Mobility and functionality are the names of the game for wireless pin pads. They can do a lot, from simply entering an amount and then dip, swipe, tap, or manually entering a credit card to entering orders directly into the POS system. These pin pads can act as a wireless POS tablet, sending food orders to the kitchen, receiving notices from a table, splitting a bill, accepting a tip, and checking out customers. Most have built-in printers so that they can print out a customer’s receipt. Since these Pin Pads are wireless, they can go anywhere the business’s secure Wi-Fi network covers. They have plenty of range of use but require a strong Wi-Fi signal with no weak points. The downside to wireless Pin Pads is that there is an increased risk of them getting lost or stolen. They are also not as durable as most commercial-grade tablets, so they can suffer damage if they are dropped. They do not have the same durability as Customer Display Pin Pads. Due to their function and range, their price point falls between the Classic Pin Pad and Customer Display Pin Pad.

Examples of Wireless Pin Pads include PAX A930, Nexgo N5, Dejavoo Systems QD2, and Verifone V400M.

Ideal businesses: Server-based restaurants and bars; breweries; multi-level retail stores.

Attached and Travel Pin Pads

Pros and Cons of the Different Kinds of Pin Pads

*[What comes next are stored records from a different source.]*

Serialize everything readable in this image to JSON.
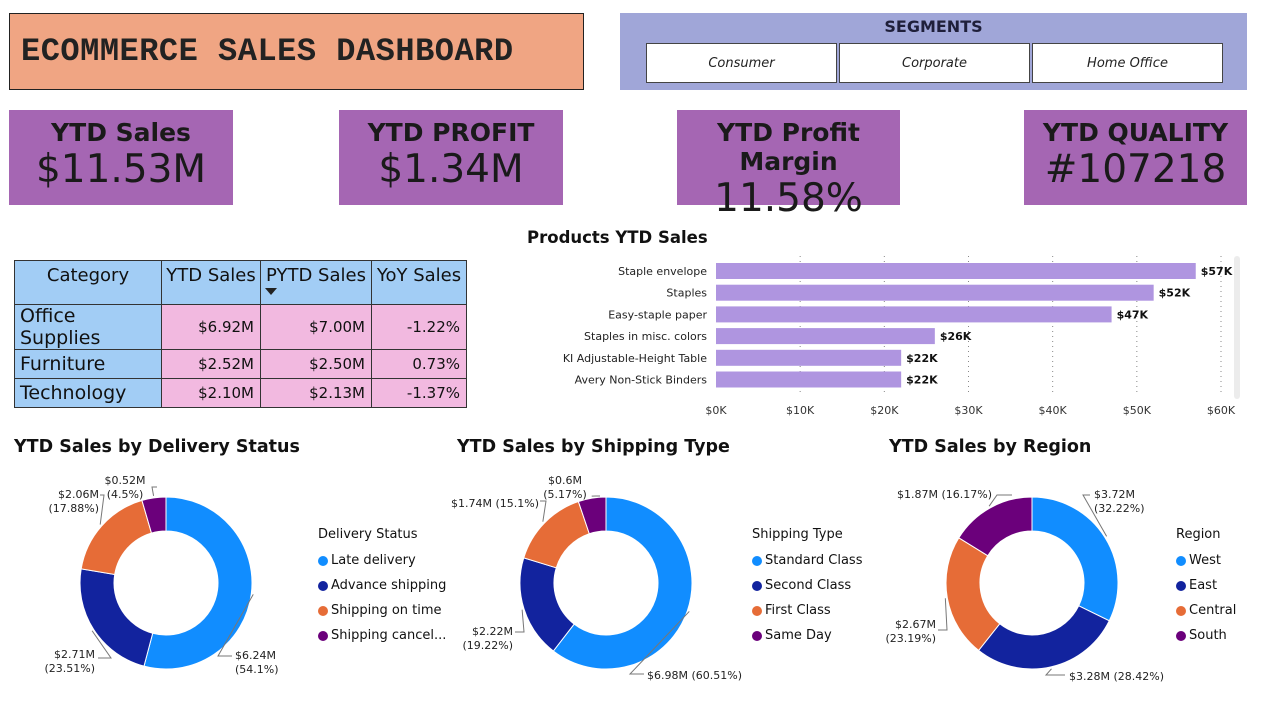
{
  "header": {
    "title": "ECOMMERCE SALES DASHBOARD"
  },
  "segments": {
    "title": "SEGMENTS",
    "options": [
      "Consumer",
      "Corporate",
      "Home Office"
    ]
  },
  "kpis": [
    {
      "label": "YTD Sales",
      "value": "$11.53M"
    },
    {
      "label": "YTD PROFIT",
      "value": "$1.34M"
    },
    {
      "label": "YTD Profit Margin",
      "value": "11.58%"
    },
    {
      "label": "YTD QUALITY",
      "value": "#107218"
    }
  ],
  "category_table": {
    "headers": [
      "Category",
      "YTD Sales",
      "PYTD Sales",
      "YoY Sales"
    ],
    "rows": [
      {
        "category": "Office Supplies",
        "ytd": "$6.92M",
        "pytd": "$7.00M",
        "yoy": "-1.22%"
      },
      {
        "category": "Furniture",
        "ytd": "$2.52M",
        "pytd": "$2.50M",
        "yoy": "0.73%"
      },
      {
        "category": "Technology",
        "ytd": "$2.10M",
        "pytd": "$2.13M",
        "yoy": "-1.37%"
      }
    ]
  },
  "chart_data": [
    {
      "type": "bar",
      "orientation": "horizontal",
      "title": "Products YTD Sales",
      "categories": [
        "Staple envelope",
        "Staples",
        "Easy-staple paper",
        "Staples in misc. colors",
        "KI Adjustable-Height Table",
        "Avery Non-Stick Binders"
      ],
      "values": [
        57,
        52,
        47,
        26,
        22,
        22
      ],
      "data_labels": [
        "$57K",
        "$52K",
        "$47K",
        "$26K",
        "$22K",
        "$22K"
      ],
      "x_ticks": [
        "$0K",
        "$10K",
        "$20K",
        "$30K",
        "$40K",
        "$50K",
        "$60K"
      ],
      "xlim": [
        0,
        60
      ],
      "grid": true,
      "color": "#af95e0"
    },
    {
      "type": "pie",
      "style": "donut",
      "title": "YTD Sales by Delivery Status",
      "legend_title": "Delivery Status",
      "legend_placement": "right",
      "labels": [
        "Late delivery",
        "Advance shipping",
        "Shipping on time",
        "Shipping cancel..."
      ],
      "values": [
        6.24,
        2.71,
        2.06,
        0.52
      ],
      "percent": [
        54.1,
        23.51,
        17.88,
        4.5
      ],
      "data_labels": [
        [
          "$6.24M",
          "(54.1%)"
        ],
        [
          "$2.71M",
          "(23.51%)"
        ],
        [
          "$2.06M",
          "(17.88%)"
        ],
        [
          "$0.52M",
          "(4.5%)"
        ]
      ],
      "colors": [
        "#118dff",
        "#12239e",
        "#e66c37",
        "#6b007b"
      ]
    },
    {
      "type": "pie",
      "style": "donut",
      "title": "YTD Sales by Shipping Type",
      "legend_title": "Shipping Type",
      "legend_placement": "right",
      "labels": [
        "Standard Class",
        "Second Class",
        "First Class",
        "Same Day"
      ],
      "values": [
        6.98,
        2.22,
        1.74,
        0.6
      ],
      "percent": [
        60.51,
        19.22,
        15.1,
        5.17
      ],
      "data_labels": [
        [
          "$6.98M (60.51%)"
        ],
        [
          "$2.22M",
          "(19.22%)"
        ],
        [
          "$1.74M (15.1%)"
        ],
        [
          "$0.6M",
          "(5.17%)"
        ]
      ],
      "colors": [
        "#118dff",
        "#12239e",
        "#e66c37",
        "#6b007b"
      ]
    },
    {
      "type": "pie",
      "style": "donut",
      "title": "YTD Sales by Region",
      "legend_title": "Region",
      "legend_placement": "right",
      "labels": [
        "West",
        "East",
        "Central",
        "South"
      ],
      "values": [
        3.72,
        3.28,
        2.67,
        1.87
      ],
      "percent": [
        32.22,
        28.42,
        23.19,
        16.17
      ],
      "data_labels": [
        [
          "$3.72M",
          "(32.22%)"
        ],
        [
          "$3.28M (28.42%)"
        ],
        [
          "$2.67M",
          "(23.19%)"
        ],
        [
          "$1.87M (16.17%)"
        ]
      ],
      "colors": [
        "#118dff",
        "#12239e",
        "#e66c37",
        "#6b007b"
      ]
    }
  ]
}
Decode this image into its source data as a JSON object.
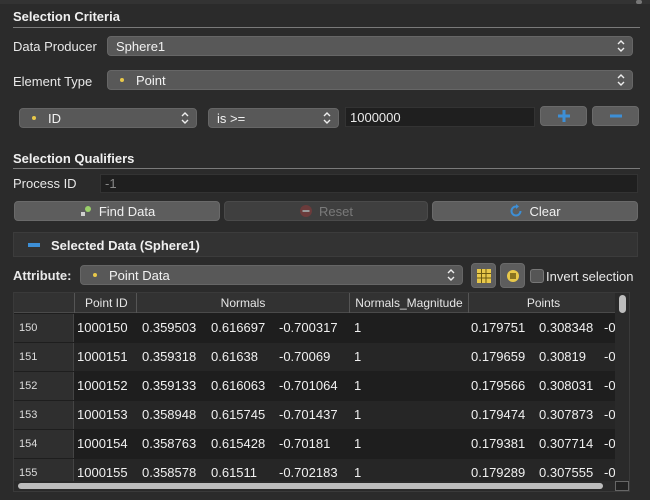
{
  "selection_criteria": {
    "title": "Selection Criteria",
    "data_producer_label": "Data Producer",
    "data_producer_value": "Sphere1",
    "element_type_label": "Element Type",
    "element_type_value": "Point",
    "query_field_value": "ID",
    "query_operator_value": "is >=",
    "query_value": "1000000"
  },
  "selection_qualifiers": {
    "title": "Selection Qualifiers",
    "process_id_label": "Process ID",
    "process_id_value": "-1"
  },
  "buttons": {
    "find_data": "Find Data",
    "reset": "Reset",
    "clear": "Clear"
  },
  "selected_data": {
    "title": "Selected Data (Sphere1)",
    "attribute_label": "Attribute:",
    "attribute_value": "Point Data",
    "invert_selection_label": "Invert selection"
  },
  "table": {
    "headers": [
      "Point ID",
      "Normals",
      "Normals_Magnitude",
      "Points"
    ],
    "rows": [
      {
        "row": "150",
        "cells": [
          "1000150",
          "0.359503",
          "0.616697",
          "-0.700317",
          "1",
          "0.179751",
          "0.308348",
          "-0"
        ]
      },
      {
        "row": "151",
        "cells": [
          "1000151",
          "0.359318",
          "0.61638",
          "-0.70069",
          "1",
          "0.179659",
          "0.30819",
          "-0"
        ]
      },
      {
        "row": "152",
        "cells": [
          "1000152",
          "0.359133",
          "0.616063",
          "-0.701064",
          "1",
          "0.179566",
          "0.308031",
          "-0"
        ]
      },
      {
        "row": "153",
        "cells": [
          "1000153",
          "0.358948",
          "0.615745",
          "-0.701437",
          "1",
          "0.179474",
          "0.307873",
          "-0"
        ]
      },
      {
        "row": "154",
        "cells": [
          "1000154",
          "0.358763",
          "0.615428",
          "-0.70181",
          "1",
          "0.179381",
          "0.307714",
          "-0"
        ]
      },
      {
        "row": "155",
        "cells": [
          "1000155",
          "0.358578",
          "0.61511",
          "-0.702183",
          "1",
          "0.179289",
          "0.307555",
          "-0"
        ]
      }
    ]
  },
  "colors": {
    "accent_blue": "#3d8fd6",
    "point_dot": "#e8c84a"
  }
}
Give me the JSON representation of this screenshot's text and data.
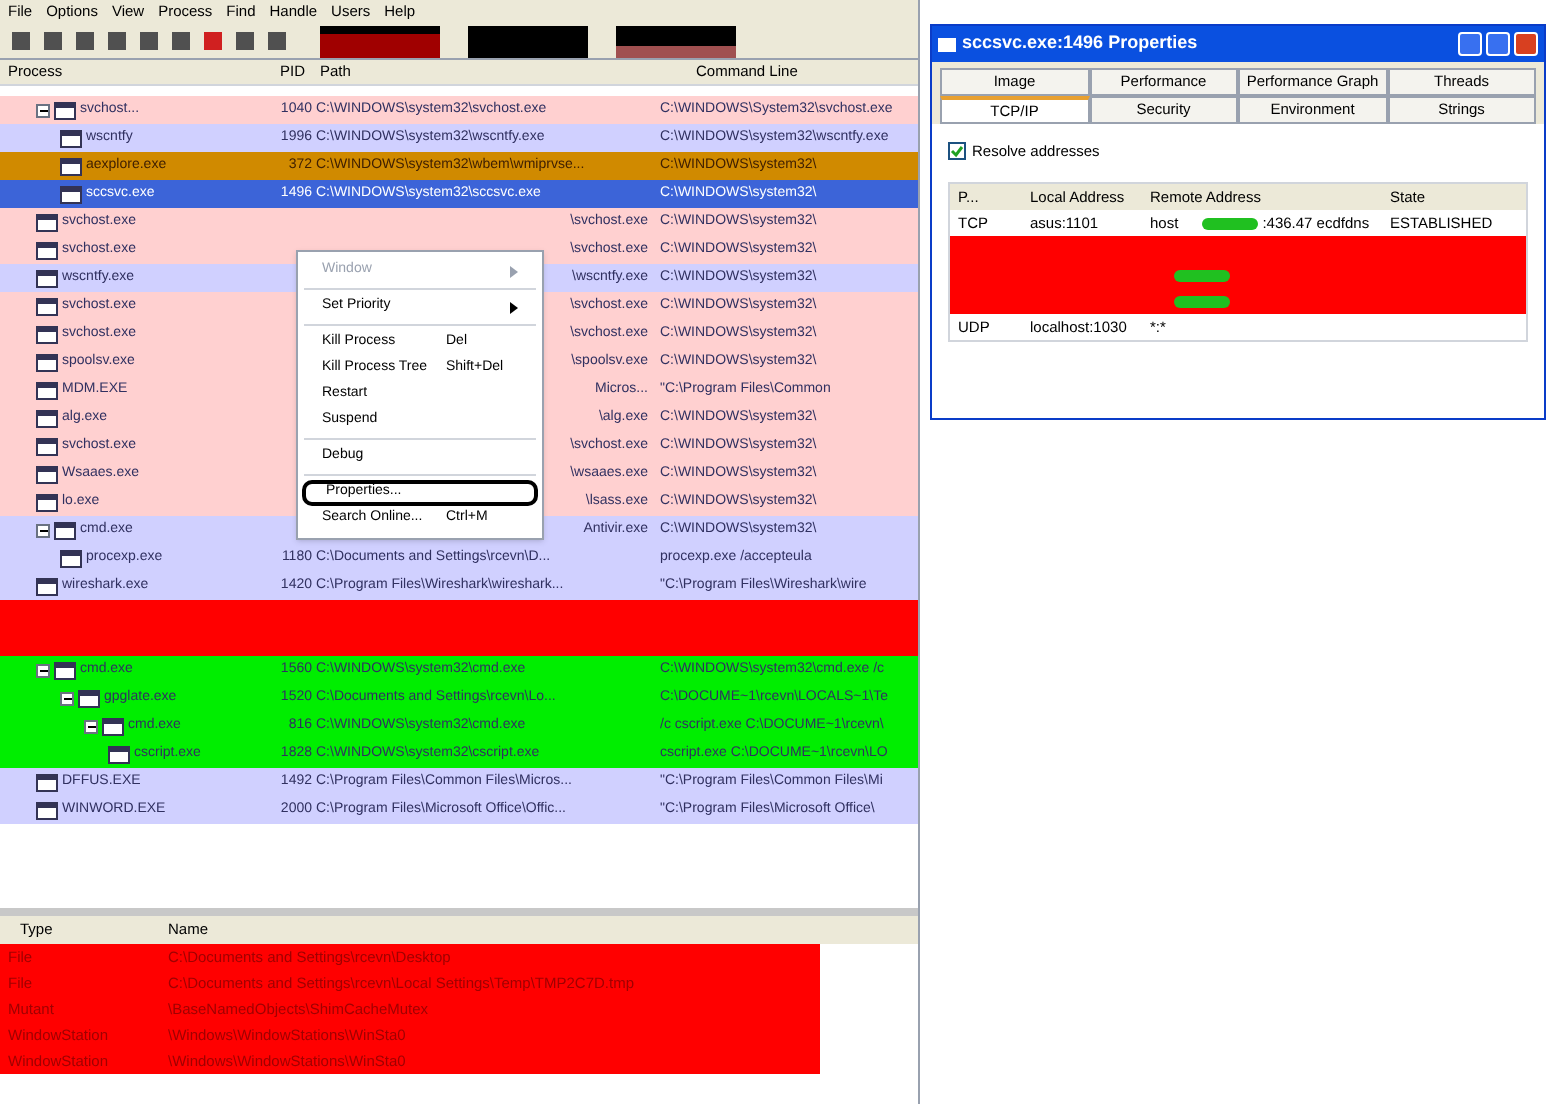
{
  "menu_bar": [
    "File",
    "Options",
    "View",
    "Process",
    "Find",
    "Handle",
    "Users",
    "Help"
  ],
  "process_columns": [
    "Process",
    "PID",
    "Path",
    "Command Line"
  ],
  "processes": [
    {
      "name": "svchost...",
      "pid": "1040",
      "path": "C:\\WINDOWS\\system32\\svchost.exe",
      "cmdline": "C:\\WINDOWS\\System32\\svchost.exe",
      "color": "#ffd0d0",
      "selected": false,
      "expanded": true,
      "children": [
        {
          "name": "wscntfy",
          "pid": "1996",
          "path": "C:\\WINDOWS\\system32\\wscntfy.exe",
          "cmdline": "C:\\WINDOWS\\system32\\wscntfy.exe",
          "color": "#d0d0ff",
          "selected": false
        },
        {
          "name": "aexplore.exe",
          "pid": "372",
          "path": "C:\\WINDOWS\\system32\\wbem\\wmiprvse...",
          "cmdline": "C:\\WINDOWS\\system32\\",
          "color": "#d08a00",
          "selected": false
        },
        {
          "name": "sccsvc.exe",
          "pid": "1496",
          "path": "C:\\WINDOWS\\system32\\sccsvc.exe",
          "cmdline": "C:\\WINDOWS\\system32\\",
          "color": "#3c64d8",
          "selected": true
        }
      ]
    },
    {
      "name": "svchost.exe",
      "path_tail": "\\svchost.exe",
      "cmdline": "C:\\WINDOWS\\system32\\",
      "color": "#ffd0d0",
      "selected": false
    },
    {
      "name": "svchost.exe",
      "path_tail": "\\svchost.exe",
      "cmdline": "C:\\WINDOWS\\system32\\",
      "color": "#ffd0d0",
      "selected": false
    },
    {
      "name": "wscntfy.exe",
      "path_tail": "\\wscntfy.exe",
      "cmdline": "C:\\WINDOWS\\system32\\",
      "color": "#d0d0ff",
      "selected": false
    },
    {
      "name": "svchost.exe",
      "path_tail": "\\svchost.exe",
      "cmdline": "C:\\WINDOWS\\system32\\",
      "color": "#ffd0d0",
      "selected": false
    },
    {
      "name": "svchost.exe",
      "path_tail": "\\svchost.exe",
      "cmdline": "C:\\WINDOWS\\system32\\",
      "color": "#ffd0d0",
      "selected": false
    },
    {
      "name": "spoolsv.exe",
      "path_tail": "\\spoolsv.exe",
      "cmdline": "C:\\WINDOWS\\system32\\",
      "color": "#ffd0d0",
      "selected": false
    },
    {
      "name": "MDM.EXE",
      "path_tail": "Micros...",
      "cmdline": "\"C:\\Program Files\\Common",
      "color": "#ffd0d0",
      "selected": false
    },
    {
      "name": "alg.exe",
      "path_tail": "\\alg.exe",
      "cmdline": "C:\\WINDOWS\\system32\\",
      "color": "#ffd0d0",
      "selected": false
    },
    {
      "name": "svchost.exe",
      "path_tail": "\\svchost.exe",
      "cmdline": "C:\\WINDOWS\\system32\\",
      "color": "#ffd0d0",
      "selected": false
    },
    {
      "name": "Wsaaes.exe",
      "path_tail": "\\wsaaes.exe",
      "cmdline": "C:\\WINDOWS\\system32\\",
      "color": "#ffd0d0",
      "selected": false
    },
    {
      "name": "lo.exe",
      "path_tail": "\\lsass.exe",
      "cmdline": "C:\\WINDOWS\\system32\\",
      "color": "#ffd0d0",
      "selected": false
    },
    {
      "name": "cmd.exe",
      "path_tail": "Antivir.exe",
      "cmdline": "C:\\WINDOWS\\system32\\",
      "color": "#d0d0ff",
      "selected": false,
      "expanded": true,
      "children": [
        {
          "name": "procexp.exe",
          "pid": "1180",
          "path": "C:\\Documents and Settings\\rcevn\\D...",
          "cmdline": "procexp.exe /accepteula",
          "color": "#d0d0ff",
          "selected": false
        }
      ]
    },
    {
      "name": "wireshark.exe",
      "pid": "1420",
      "path": "C:\\Program Files\\Wireshark\\wireshark...",
      "cmdline": "\"C:\\Program Files\\Wireshark\\wire",
      "color": "#d0d0ff",
      "selected": false
    },
    {
      "color": "#ff0000",
      "selected": false
    },
    {
      "color": "#ff0000",
      "selected": false
    },
    {
      "name": "cmd.exe",
      "pid": "1560",
      "path": "C:\\WINDOWS\\system32\\cmd.exe",
      "cmdline": "C:\\WINDOWS\\system32\\cmd.exe /c",
      "color": "#00ee00",
      "selected": false,
      "expanded": true,
      "children": [
        {
          "name": "gpglate.exe",
          "pid": "1520",
          "path": "C:\\Documents and Settings\\rcevn\\Lo...",
          "cmdline": "C:\\DOCUME~1\\rcevn\\LOCALS~1\\Te",
          "color": "#00ee00",
          "selected": false,
          "expanded": true,
          "children": [
            {
              "name": "cmd.exe",
              "pid": "816",
              "path": "C:\\WINDOWS\\system32\\cmd.exe",
              "cmdline": "/c cscript.exe C:\\DOCUME~1\\rcevn\\",
              "color": "#00ee00",
              "selected": false,
              "expanded": true,
              "children": [
                {
                  "name": "cscript.exe",
                  "pid": "1828",
                  "path": "C:\\WINDOWS\\system32\\cscript.exe",
                  "cmdline": "cscript.exe C:\\DOCUME~1\\rcevn\\LO",
                  "color": "#00ee00",
                  "selected": false
                }
              ]
            }
          ]
        }
      ]
    },
    {
      "name": "DFFUS.EXE",
      "pid": "1492",
      "path": "C:\\Program Files\\Common Files\\Micros...",
      "cmdline": "\"C:\\Program Files\\Common Files\\Mi",
      "color": "#d0d0ff",
      "selected": false
    },
    {
      "name": "WINWORD.EXE",
      "pid": "2000",
      "path": "C:\\Program Files\\Microsoft Office\\Offic...",
      "cmdline": "\"C:\\Program Files\\Microsoft Office\\",
      "color": "#d0d0ff",
      "selected": false
    }
  ],
  "context_menu": [
    {
      "kind": "item",
      "label": "Window",
      "disabled": true,
      "submenu": true,
      "circled": false
    },
    {
      "kind": "separator"
    },
    {
      "kind": "item",
      "label": "Set Priority",
      "disabled": false,
      "submenu": true,
      "circled": false
    },
    {
      "kind": "separator"
    },
    {
      "kind": "item",
      "label": "Kill Process",
      "shortcut": "Del",
      "disabled": false,
      "submenu": false,
      "circled": false
    },
    {
      "kind": "item",
      "label": "Kill Process Tree",
      "shortcut": "Shift+Del",
      "disabled": false,
      "submenu": false,
      "circled": false
    },
    {
      "kind": "item",
      "label": "Restart",
      "disabled": false,
      "submenu": false,
      "circled": false
    },
    {
      "kind": "item",
      "label": "Suspend",
      "disabled": false,
      "submenu": false,
      "circled": false
    },
    {
      "kind": "separator"
    },
    {
      "kind": "item",
      "label": "Debug",
      "disabled": false,
      "submenu": false,
      "circled": false
    },
    {
      "kind": "separator"
    },
    {
      "kind": "item",
      "label": "Properties...",
      "disabled": false,
      "submenu": false,
      "circled": true
    },
    {
      "kind": "item",
      "label": "Search Online...",
      "shortcut": "Ctrl+M",
      "disabled": false,
      "submenu": false,
      "circled": false
    }
  ],
  "lower_pane": {
    "columns": [
      "Type",
      "Name"
    ],
    "rows": [
      {
        "type": "File",
        "name": "C:\\Documents and Settings\\rcevn\\Desktop"
      },
      {
        "type": "File",
        "name": "C:\\Documents and Settings\\rcevn\\Local Settings\\Temp\\TMP2C7D.tmp"
      },
      {
        "type": "Mutant",
        "name": "\\BaseNamedObjects\\ShimCacheMutex"
      },
      {
        "type": "WindowStation",
        "name": "\\Windows\\WindowStations\\WinSta0"
      },
      {
        "type": "WindowStation",
        "name": "\\Windows\\WindowStations\\WinSta0"
      }
    ]
  },
  "properties_window": {
    "title": "sccsvc.exe:1496 Properties",
    "tab_rows": [
      [
        {
          "label": "Image",
          "selected": false
        },
        {
          "label": "Performance",
          "selected": false
        },
        {
          "label": "Performance Graph",
          "selected": false
        },
        {
          "label": "Threads",
          "selected": false
        }
      ],
      [
        {
          "label": "TCP/IP",
          "selected": true
        },
        {
          "label": "Security",
          "selected": false
        },
        {
          "label": "Environment",
          "selected": false
        },
        {
          "label": "Strings",
          "selected": false
        }
      ]
    ],
    "resolve_addresses": {
      "label": "Resolve addresses",
      "checked": true
    },
    "columns": [
      "P...",
      "Local Address",
      "Remote Address",
      "State"
    ],
    "connections": [
      {
        "protocol": "TCP",
        "local": "asus:1101",
        "remote_before": "host",
        "redacted": true,
        "remote_after": ":436.47 ecdfdns",
        "state": "ESTABLISHED",
        "color": "#ffffff"
      },
      {
        "redacted": false,
        "color": "#ff0000"
      },
      {
        "redacted": true,
        "color": "#ff0000"
      },
      {
        "redacted": true,
        "color": "#ff0000"
      },
      {
        "protocol": "UDP",
        "local": "localhost:1030",
        "remote_before": "*:*",
        "redacted": false,
        "color": "#ffffff"
      }
    ]
  }
}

These Pin Pads are for the space-conscious traveling Merchant. They are small and lightweight, designed to have a very small footprint or none at all. However, to achieve this, these Pin Pads often sacrifice the ability to swipe or tap and manually enter credit cards. There is also no way to enter a tip directly on them. Some of these Pin Pads are wireless and connect to a smartphone through Bluetooth. These would have limited range on their own since they have to be close to the smartphone. Of course, they are wireless, so there is a risk of them getting lost or stolen. Others in this category attach directly to the side of a POS station. These are wired directly to the POS system, so they have no range at all. They don’t have the best durability and are comparable to the Classic Pin Pads. The Attached Pin Pads are available at the same price point as the Classic Pin Pads. The Travel Pin Pads are the cheapest Pin Pads on the market.

Examples of Attached Pin Pads include ID Tech Augusta and Meg Tek Dynamag.

Examples of Travel Pin Pads include PAX D135, Walker C2x, and Ingenico RP457c.

Ideal businesses: Food trucks, pop-up events, and traveling vendors; home and auto contractors.

Don’t overlook the Pin Pad in your business; an inadequate Pin Pad could cause unforeseen issues or prevent the POS system from being used to its full potential. By gaining a deeper understanding of the pros and cons of various pin pads, it may become apparent which one could help your business succeed. If you need help determining which type of pin pad is best for your business, contact Total Merchant Supply today. Our team of experts can set you up with the right product for your needs, whether that be a convenient portable option, the classic wired pin pad, or a modern wireless display.